A London-based stockbroker has forecast victory for Argentina and yet more years of hurt for England football fans, according to its model predicting the winner of the upcoming FIFA World Cup.
After toppling Spain in the semi-finals, Lionel Messi’s Argentina will beat old rivals England in the December 18 final in Qatar to lift their first World Cup in 36 years, Liberum Capital Ltd strategist Joachim Klement said in a note Tuesday.
Klement added that the model has correctly predicted the winners of the past two World Cups in 2014 and 2018 – Germany and France, respectively.
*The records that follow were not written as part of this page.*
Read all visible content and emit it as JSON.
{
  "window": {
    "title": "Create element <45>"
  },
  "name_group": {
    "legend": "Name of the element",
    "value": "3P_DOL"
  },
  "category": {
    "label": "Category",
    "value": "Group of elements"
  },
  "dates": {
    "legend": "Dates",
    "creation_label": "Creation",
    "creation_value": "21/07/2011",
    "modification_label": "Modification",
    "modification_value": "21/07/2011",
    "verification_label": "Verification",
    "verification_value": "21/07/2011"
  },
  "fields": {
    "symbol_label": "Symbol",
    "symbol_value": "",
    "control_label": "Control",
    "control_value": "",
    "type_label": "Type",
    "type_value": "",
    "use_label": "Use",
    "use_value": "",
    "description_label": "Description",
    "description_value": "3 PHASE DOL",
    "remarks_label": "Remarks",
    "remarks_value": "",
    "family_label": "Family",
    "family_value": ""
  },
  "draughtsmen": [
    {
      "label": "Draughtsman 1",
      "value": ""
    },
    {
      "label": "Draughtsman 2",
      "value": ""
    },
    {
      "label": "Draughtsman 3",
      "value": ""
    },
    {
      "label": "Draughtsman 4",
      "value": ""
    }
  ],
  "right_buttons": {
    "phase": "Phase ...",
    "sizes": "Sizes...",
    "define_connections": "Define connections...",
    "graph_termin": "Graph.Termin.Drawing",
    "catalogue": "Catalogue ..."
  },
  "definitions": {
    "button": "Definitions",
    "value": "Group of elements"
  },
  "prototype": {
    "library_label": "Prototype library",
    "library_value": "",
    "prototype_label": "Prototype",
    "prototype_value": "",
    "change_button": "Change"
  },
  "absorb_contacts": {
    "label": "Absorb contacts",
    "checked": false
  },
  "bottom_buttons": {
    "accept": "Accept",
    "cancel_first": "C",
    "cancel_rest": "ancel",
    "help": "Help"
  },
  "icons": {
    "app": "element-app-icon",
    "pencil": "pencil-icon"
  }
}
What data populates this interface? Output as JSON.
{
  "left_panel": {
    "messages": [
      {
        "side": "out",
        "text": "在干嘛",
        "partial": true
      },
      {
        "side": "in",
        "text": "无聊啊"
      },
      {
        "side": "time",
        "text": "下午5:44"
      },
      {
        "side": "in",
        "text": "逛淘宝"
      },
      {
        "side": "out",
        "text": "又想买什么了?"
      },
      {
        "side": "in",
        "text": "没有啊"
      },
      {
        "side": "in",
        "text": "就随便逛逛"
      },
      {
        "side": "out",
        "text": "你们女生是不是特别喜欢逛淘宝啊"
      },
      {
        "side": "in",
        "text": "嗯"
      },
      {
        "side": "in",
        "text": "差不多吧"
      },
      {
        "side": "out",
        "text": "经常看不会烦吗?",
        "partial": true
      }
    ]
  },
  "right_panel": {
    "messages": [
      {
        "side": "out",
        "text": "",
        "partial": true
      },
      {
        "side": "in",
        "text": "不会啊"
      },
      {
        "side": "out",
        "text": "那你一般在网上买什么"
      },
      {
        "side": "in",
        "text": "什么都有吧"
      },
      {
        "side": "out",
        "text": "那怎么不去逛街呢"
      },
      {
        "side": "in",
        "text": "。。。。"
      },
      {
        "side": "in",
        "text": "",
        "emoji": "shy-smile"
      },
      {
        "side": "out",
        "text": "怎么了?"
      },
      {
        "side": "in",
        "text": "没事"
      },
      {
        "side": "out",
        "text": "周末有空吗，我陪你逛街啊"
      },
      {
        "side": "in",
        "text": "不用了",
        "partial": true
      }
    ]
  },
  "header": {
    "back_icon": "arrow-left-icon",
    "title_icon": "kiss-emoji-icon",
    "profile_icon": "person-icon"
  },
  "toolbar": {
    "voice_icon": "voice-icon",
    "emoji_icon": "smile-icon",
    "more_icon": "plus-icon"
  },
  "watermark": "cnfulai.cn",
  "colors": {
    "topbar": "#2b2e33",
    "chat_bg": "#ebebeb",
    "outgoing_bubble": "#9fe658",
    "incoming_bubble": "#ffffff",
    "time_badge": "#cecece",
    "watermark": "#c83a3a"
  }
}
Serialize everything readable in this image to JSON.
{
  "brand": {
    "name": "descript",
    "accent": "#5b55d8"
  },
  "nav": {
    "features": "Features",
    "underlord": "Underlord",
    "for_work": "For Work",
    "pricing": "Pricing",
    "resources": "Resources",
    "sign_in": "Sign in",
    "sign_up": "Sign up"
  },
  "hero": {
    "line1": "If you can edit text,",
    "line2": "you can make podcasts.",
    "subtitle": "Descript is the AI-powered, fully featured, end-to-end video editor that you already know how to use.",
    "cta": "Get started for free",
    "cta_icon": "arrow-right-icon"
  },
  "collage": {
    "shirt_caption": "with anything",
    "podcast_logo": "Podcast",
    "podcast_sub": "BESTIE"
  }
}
He cautioned that the process includes “an element of chance” and added that he has several excuses prepared in case his prediction is wrong.
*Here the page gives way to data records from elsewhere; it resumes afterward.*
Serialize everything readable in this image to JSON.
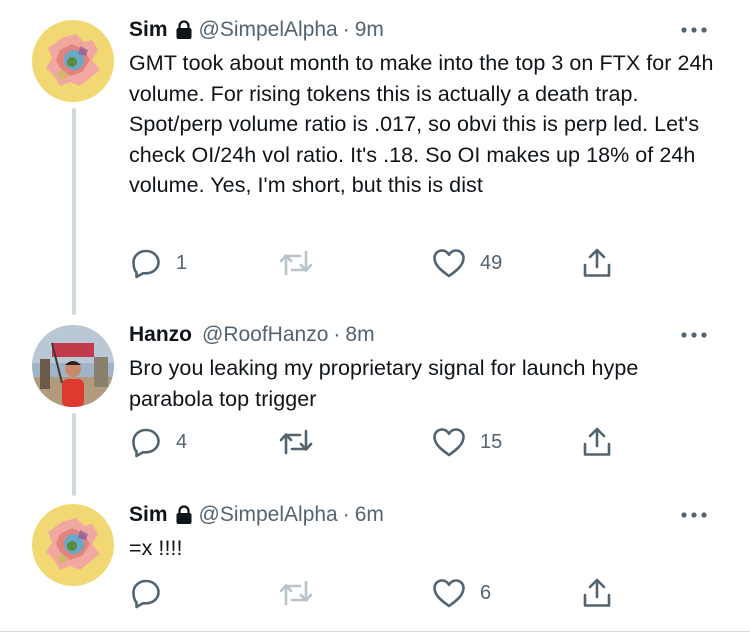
{
  "tweets": [
    {
      "name": "Sim",
      "handle": "@SimpelAlpha",
      "separator": "·",
      "time": "9m",
      "text": "GMT took about month to make into the top 3 on FTX for 24h volume. For rising tokens this is actually a death trap. Spot/perp volume ratio is .017, so obvi this is perp led. Let's check OI/24h vol ratio. It's .18. So OI makes up 18% of 24h volume. Yes, I'm short, but this is dist",
      "reply_count": "1",
      "retweet_count": "",
      "like_count": "49",
      "locked": true
    },
    {
      "name": "Hanzo",
      "handle": "@RoofHanzo",
      "separator": "·",
      "time": "8m",
      "text": "Bro you leaking my proprietary signal for launch hype parabola top trigger",
      "reply_count": "4",
      "retweet_count": "",
      "like_count": "15",
      "locked": false
    },
    {
      "name": "Sim",
      "handle": "@SimpelAlpha",
      "separator": "·",
      "time": "6m",
      "text": "=x !!!!",
      "reply_count": "",
      "retweet_count": "",
      "like_count": "6",
      "locked": true
    }
  ],
  "icons": {
    "lock": "lock-icon",
    "more": "more-icon",
    "reply": "reply-icon",
    "retweet": "retweet-icon",
    "like": "like-icon",
    "share": "share-icon"
  },
  "colors": {
    "text": "#0f1419",
    "muted": "#536471",
    "thread_line": "#cfd9de",
    "avatar_sim_bg": "#f2d873",
    "retweet_disabled": "#b9c3ca"
  }
}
“I have been working in the financial services industry for more than 20 years and if I have perfected one thing, it is how to find excuses for faulty predictions,” he said. “If I am right, it’s skill and if I am wrong, it’s somebody else’s fault.”
Klement’s model factors-in current team strength as well as socioeconomic variables that previous research has shown to impact an international football team’s performance, such as per-capita GDP, population size and country temperature, he said.
Several investment banks publish predictions ahead of major football tournaments. Goldman Sachs Inc used data on about 6,000 matches to devise a probability model ahead of Euro 2020. Goldman initially picked Belgium to win that tournament, before later switching to England, who ended as runners-up.
The footballing rivalry between England and Argentina goes back decades. The infamous “Hand of God” goal scored by Diego Maradona in the 1986 World Cup quarter-final in Mexico – a tournament Argentina ultimately won – is seen as a major moment. England won the World Cup once, in 1966.
Liberum’s Klement also used his note to express his love for the beautiful game. “Your job, your marriage, the birth of your children, none of that matters compared to the question of which random assortment of 20-something millionaires are most successful at kicking a children’s toy across a lawn,” he added.
by Joe Easton, Bloomberg